Gutierrez advances the idea that “Far from being ‘normal’ or ‘natural’ features of human life, poverty and oppression are the products of sin – of greed and lust for power – among the affluent.”
How is it that the affluent are the cause? Do you think that Gutierrez's statement is applicable to the United States? Support your thoughts.
• Almost half the world — over 3 billion people — live on less than $2.50 a day.
• The GDP (Gross Domestic Product) of the 41 Heavily Indebted Poor Countries (567 million people) is less than the wealth of the world’s 7 richest people combined.
• Nearly a billion people entered the 21st century unable to read a book or sign their names.
• Less than one per cent of what the world spent every year on weapons was needed to put every child into school by the year 2000 and yet it didn’t happen.

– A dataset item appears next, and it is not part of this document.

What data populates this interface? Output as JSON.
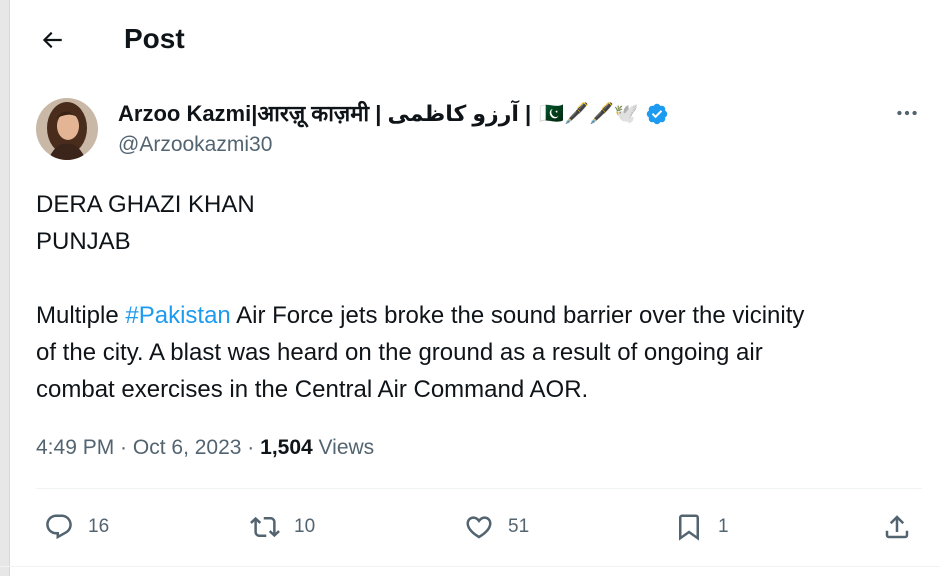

• 1 billion children live in poverty (1 in 2 children in the world). 640 million live without adequate shelter, 400 million have no access to safe water, 270 million have no access to health services. 10.6 million died in 2003 before they reached the age of 5 (or roughly 29,000 children per day).
• The poorest people will also have less access to health, education and other services. Problems of hunger, malnutrition and disease afflict the poorest in society. The poorest are also typically marginalized from society and have little representation or voice in public and political debates, making it even harder to escape poverty.
• By contrast, the wealthier you are, the more likely you are to benefit from economic or political policies. The amount the world spends on military, financial bailouts and other areas that benefit the wealthy, compared to the amount spent to address the daily crisis of poverty and related problems are often staggering
Prosperity causes poverty. One of the most extraordinary sentiments existing in the United States today is that high incomes and high profits are unearned or undeserved,...